St. Clement's Ashampstead

The third church on my trip and one I would probably have missed if I had not planed the route by looking at the OS map. The church dates back to the 12th century and unknown to me at the time had some  13th century frescoes which could have been commissioned by Lyre Abbey in Normandy. I only found about them when I walked in the church and saw them. The pictures I took were published on Mural Monday a few weeks ago.

Looking at the church from over the fence it does not look that old

Even when you look round the outside of the church
 Much of the church is hidden from a good view by the trees

The bell turret here is 15th century though I could not say when the buttresses were built 

The south side of the church

Inside the church looking down the nave was when I realised I had found a little gem with the wall paintings

This is the whole of the inside using my wide angle lens from behind the font

which I thought was impressive with the inlaying around it 

I must admit to being a bit taken with the wall art so forgot to do my usual tour round

Though I did take some time in the chancel

where I thought the altar stood out with the arches
 The light lent itself to it was well though in this photo the sun had started to go in

The only stained glass was the three lancet windows in the chancel
with St Clement one side and St Frideswide the other

With Jesus in the centre window

The church does have a few memorials on the walls

That I struggled to capture 

there was also the church banner  on display


The Roll of Honour for Ashamstead

But like I said earlier the murals took my eye

they were in amazing condition
with friezes along the wall as well

though in places it was understandably faded

I took a closeup with the flash to see the colour in it

Going back outside I wandered round the churchyard

Which was shaded with well matured trees

and well cut grass
I came across on war grave that of
H.J.Cortnell Leading telegraphist RN H.M.M.T.B.48  14th November 1943 age 36

The churchyard on the north side 

A large monument with covered urn on it and an old headstone which looks to be dated 1665


There were some tombs in the churchyard

which could be seen as you walked in along the path
I'll leave you with these last few photos from the church which took as I was going

 This carving of a dove was by the Chancel arch near the Pulpit

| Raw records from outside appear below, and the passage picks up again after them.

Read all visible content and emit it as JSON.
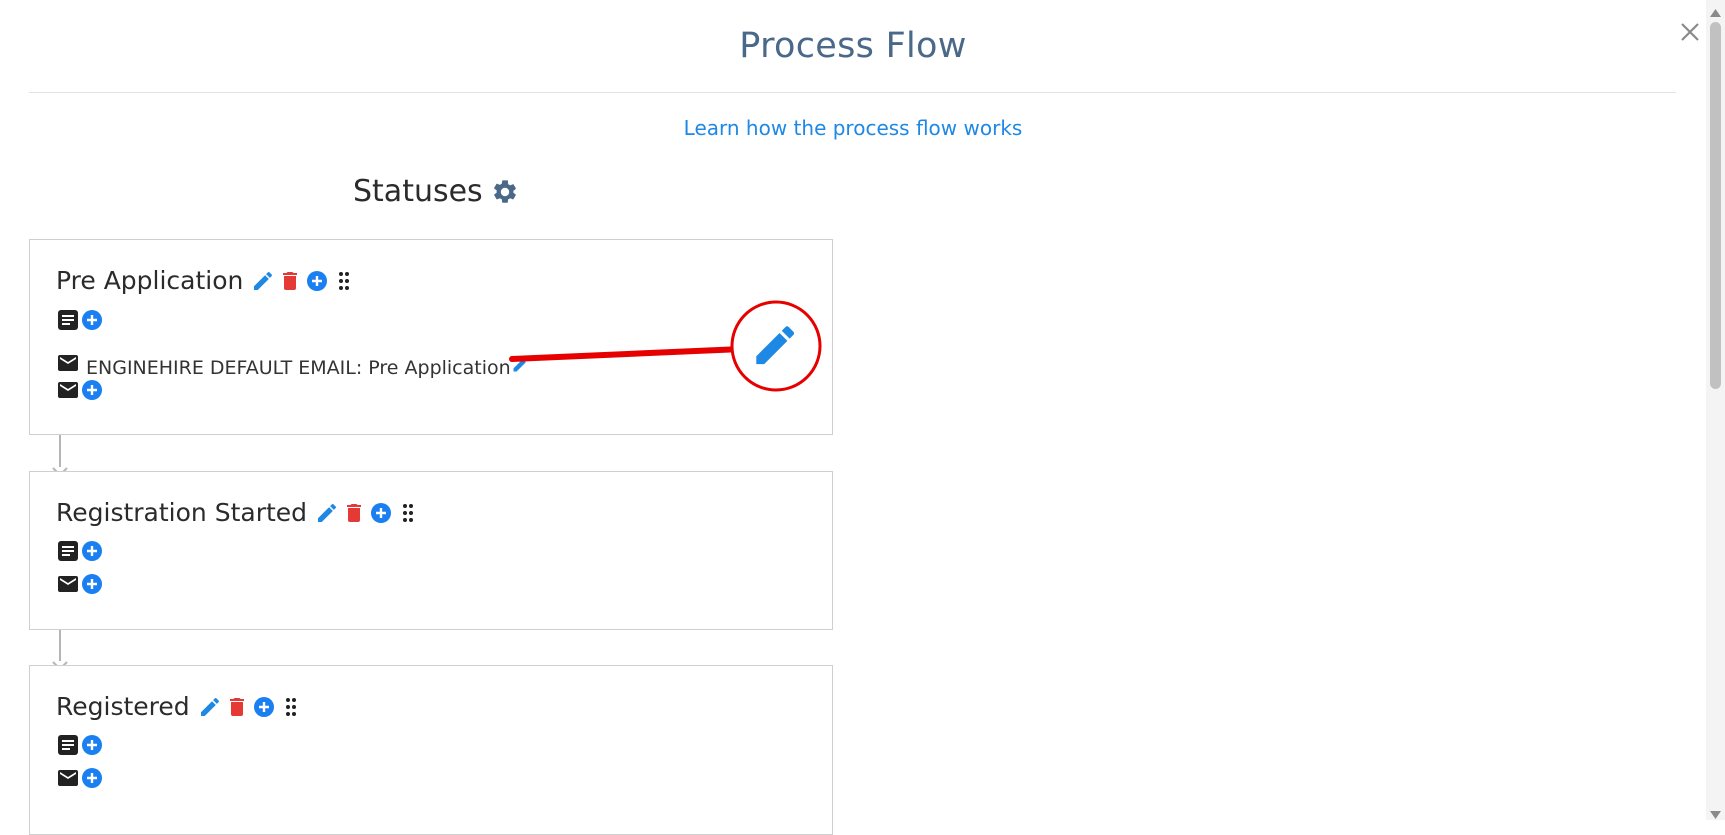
{
  "modal": {
    "title": "Process Flow",
    "learn_link": "Learn how the process flow works",
    "statuses_heading": "Statuses"
  },
  "statuses": [
    {
      "name": "Pre Application",
      "email_entries": [
        "ENGINEHIRE DEFAULT EMAIL: Pre Application"
      ]
    },
    {
      "name": "Registration Started",
      "email_entries": []
    },
    {
      "name": "Registered",
      "email_entries": []
    }
  ],
  "colors": {
    "title": "#4a6888",
    "link": "#1e88e5",
    "edit_icon": "#1e88e5",
    "delete_icon": "#e53935",
    "add_icon": "#1a7ff0",
    "annotation": "#e60000"
  }
}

Below  the Pulpit  I noticed this plaque to Brian Calvert  as I was about to leave

I went outside found his grave  and paid my respects. He used to go to the same pub as me. The Bell at Aldworth which was the first organisation to charter the Concorde. One heck of a pub outing and I was on it. I was glad I had seen his grave RIP Brian
 Have a peaceful Weekend

In your thoughts & prayers please remember those people of Paris who were murdered on Friday night

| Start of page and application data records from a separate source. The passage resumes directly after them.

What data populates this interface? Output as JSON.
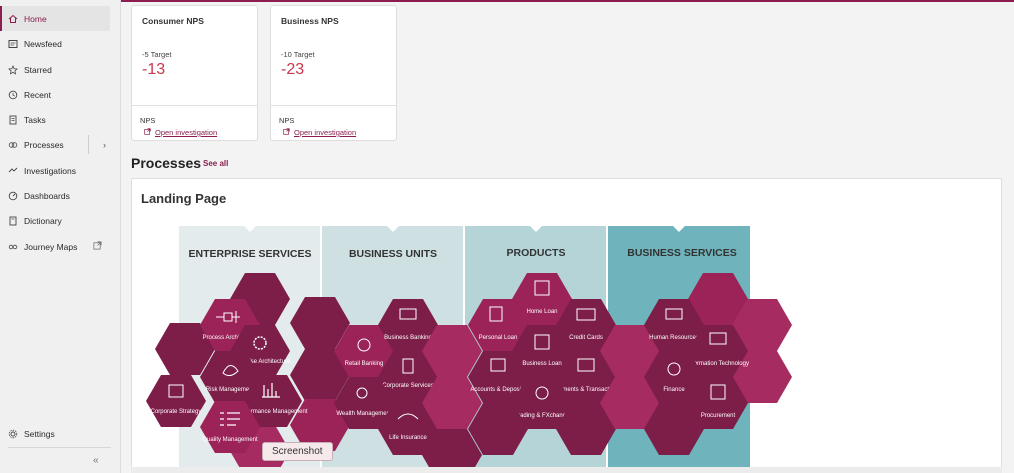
{
  "sidebar": {
    "items": [
      {
        "label": "Home",
        "icon": "home-icon"
      },
      {
        "label": "Newsfeed",
        "icon": "newsfeed-icon"
      },
      {
        "label": "Starred",
        "icon": "star-icon"
      },
      {
        "label": "Recent",
        "icon": "clock-icon"
      },
      {
        "label": "Tasks",
        "icon": "tasks-icon"
      },
      {
        "label": "Processes",
        "icon": "processes-icon",
        "trail": "›"
      },
      {
        "label": "Investigations",
        "icon": "investigation-icon"
      },
      {
        "label": "Dashboards",
        "icon": "dashboard-icon"
      },
      {
        "label": "Dictionary",
        "icon": "dictionary-icon"
      },
      {
        "label": "Journey Maps",
        "icon": "journey-icon"
      }
    ],
    "settings": "Settings",
    "collapse": "«",
    "active_color": "#8b1e4f"
  },
  "cards": [
    {
      "title": "Consumer NPS",
      "target": "-5 Target",
      "value": "-13",
      "label": "NPS",
      "link": "Open investigation"
    },
    {
      "title": "Business NPS",
      "target": "-10 Target",
      "value": "-23",
      "label": "NPS",
      "link": "Open investigation"
    }
  ],
  "processes": {
    "title": "Processes",
    "see_all": "See all"
  },
  "landing": {
    "title": "Landing Page",
    "columns": [
      {
        "label": "ENTERPRISE SERVICES",
        "color": "#e4ebec"
      },
      {
        "label": "BUSINESS UNITS",
        "color": "#cfe0e2"
      },
      {
        "label": "PRODUCTS",
        "color": "#b4d4d8"
      },
      {
        "label": "BUSINESS SERVICES",
        "color": "#6fb4bc"
      }
    ],
    "hex_labels": {
      "process_architecture": "Process Architecture",
      "enterprise_architecture": "Enterprise Architecture",
      "risk_management": "Risk Management",
      "corporate_strategy": "Corporate Strategy",
      "performance_management": "Performance Management",
      "quality_management": "Quality Management",
      "retail_banking": "Retail Banking",
      "business_banking": "Business Banking",
      "corporate_services": "Corporate Services",
      "wealth_management": "Wealth Management",
      "life_insurance": "Life Insurance",
      "home_loan": "Home Loan",
      "personal_loan": "Personal Loan",
      "credit_cards": "Credit Cards",
      "business_loan": "Business Loan",
      "accounts_deposits": "Accounts & Deposits",
      "payments_transactions": "Payments & Transactions",
      "trading_fxchange": "Trading & FXchange",
      "human_resources": "Human Resources",
      "information_technology": "Information Technology",
      "finance": "Finance",
      "procurement": "Procurement"
    },
    "hex_colors": {
      "dark": "#7d1e48",
      "mid": "#9b2358",
      "light": "#a62b61"
    }
  },
  "tooltip": "Screenshot"
}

  1. Hello, Bill!
    Beautiful pictures of the church and the adjacent cemetery.
    Substantial interesting gravestones.
    The new mixed with old ones.
    Greetings from the distant Polish:) *

  2. Your great churches just keep on coming...keep up the good work.

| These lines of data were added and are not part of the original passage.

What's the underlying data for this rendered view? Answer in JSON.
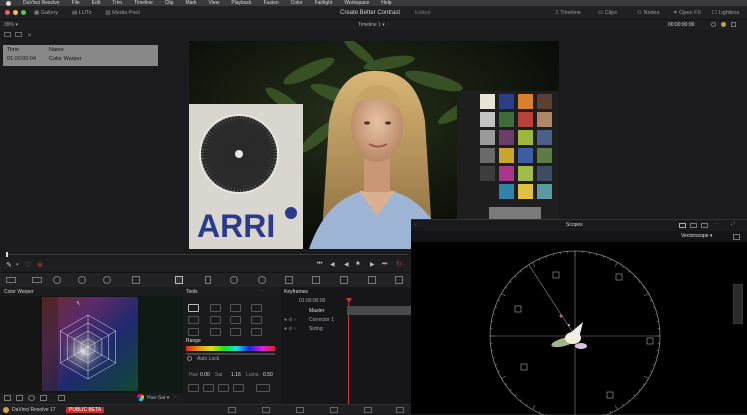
{
  "menubar": {
    "items": [
      "DaVinci Resolve",
      "File",
      "Edit",
      "Trim",
      "Timeline",
      "Clip",
      "Mark",
      "View",
      "Playback",
      "Fusion",
      "Color",
      "Fairlight",
      "Workspace",
      "Help"
    ]
  },
  "toolbar": {
    "gallery": "Gallery",
    "luts": "LUTs",
    "media_pool": "Media Pool",
    "project_title": "Create Better Contrast",
    "project_status": "Edited",
    "timeline": "Timeline",
    "clips": "Clips",
    "nodes": "Nodes",
    "open_fx": "Open FX",
    "lightbox": "Lightbox"
  },
  "viewer": {
    "zoom": "39%",
    "timeline_name": "Timeline 1",
    "timecode": "00:00:00:00"
  },
  "info": {
    "time_label": "Time",
    "name_label": "Name",
    "time_value": "01:00:00:04",
    "name_value": "Color Warper"
  },
  "image": {
    "logo_text": "ARRI"
  },
  "scopes": {
    "title": "Scopes",
    "mode": "Vectorscope"
  },
  "color_warper": {
    "title": "Color Warper",
    "mode": "Hue-Sat"
  },
  "tools": {
    "title": "Tools",
    "range_label": "Range",
    "auto_lock": "Auto Lock",
    "hue_label": "Hue",
    "hue_value": "0.00",
    "sat_label": "Sat",
    "sat_value": "1.16",
    "luma_label": "Luma",
    "luma_value": "0.50"
  },
  "keyframes": {
    "title": "Keyframes",
    "timecode": "01:00:00:00",
    "rows": [
      "Master",
      "Corrector 1",
      "Sizing"
    ]
  },
  "dock": {
    "app_name": "DaVinci Resolve 17",
    "badge": "PUBLIC BETA"
  },
  "colors": {
    "accent_red": "#d03030",
    "playhead": "#d03535"
  }
}
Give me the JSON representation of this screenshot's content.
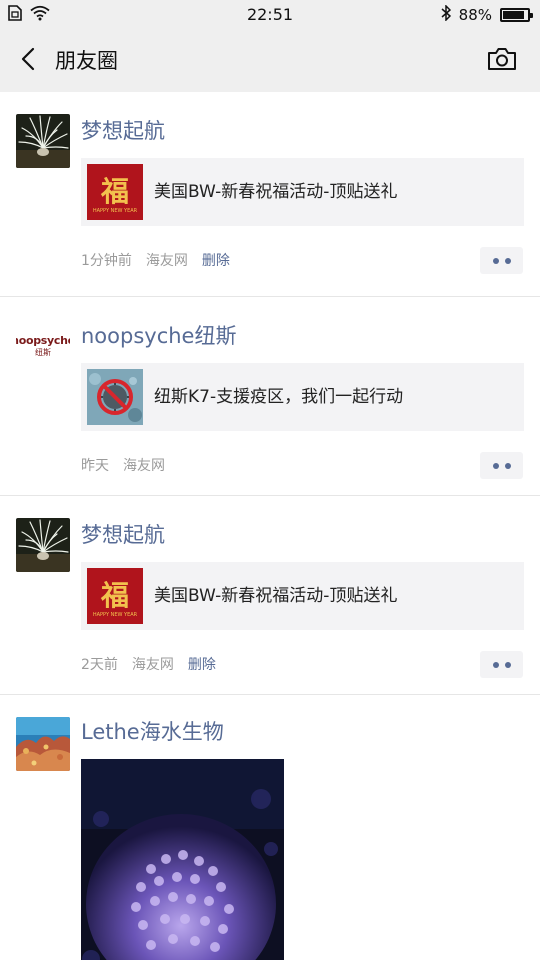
{
  "status_bar": {
    "time": "22:51",
    "battery_text": "88%",
    "battery_level": 0.88,
    "icons": [
      "sim-icon",
      "wifi-icon",
      "bluetooth-icon",
      "battery-icon"
    ]
  },
  "nav": {
    "back_icon": "chevron-left-icon",
    "title": "朋友圈",
    "camera_icon": "camera-icon"
  },
  "colors": {
    "name_blue": "#576b95",
    "bar_bg": "#efefef",
    "card_bg": "#f3f3f5",
    "meta_gray": "#9b9b9b"
  },
  "posts": [
    {
      "author": "梦想起航",
      "avatar": "sea-anemone-photo",
      "link_title": "美国BW-新春祝福活动-顶贴送礼",
      "link_thumb": "fu-character-red-card",
      "thumb_text": "福",
      "thumb_subtext": "HAPPY NEW YEAR",
      "time": "1分钟前",
      "source": "海友网",
      "delete": "删除"
    },
    {
      "author": "noopsyche纽斯",
      "avatar": "noopsyche-logo",
      "avatar_text_1": "noopsyche",
      "avatar_text_2": "纽斯",
      "link_title": "纽斯K7-支援疫区，我们一起行动",
      "link_thumb": "no-virus-sign",
      "time": "昨天",
      "source": "海友网"
    },
    {
      "author": "梦想起航",
      "avatar": "sea-anemone-photo",
      "link_title": "美国BW-新春祝福活动-顶贴送礼",
      "link_thumb": "fu-character-red-card",
      "thumb_text": "福",
      "thumb_subtext": "HAPPY NEW YEAR",
      "time": "2天前",
      "source": "海友网",
      "delete": "删除"
    },
    {
      "author": "Lethe海水生物",
      "avatar": "coral-reef-photo",
      "image": "purple-coral-aquarium-photo"
    }
  ]
}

  3. It's a beautiful church. I love the details especially the dove.

  4. I was quite fascinated by this tour of this unique church. And did you know that you'd find the grave there of someone you once knew?

  5. Hi Bill, another great countryside church. Those frescoes are amazing. What a great find!

  6. Thank you for taking me on a tour of this delightful old church. The wall art is remarkable. It was good you did a close up. These would look beautiful when restored. I did struggle to see what it represents. Is it a nativity scene?
    The thing I liked most was the dove. How beautiful. And then your own story of how you went to the same pub as the man in the grave. Amazing!
    Greetings from Spain,

  7. love all the arches. i enjoy so many of those fancy details. ( :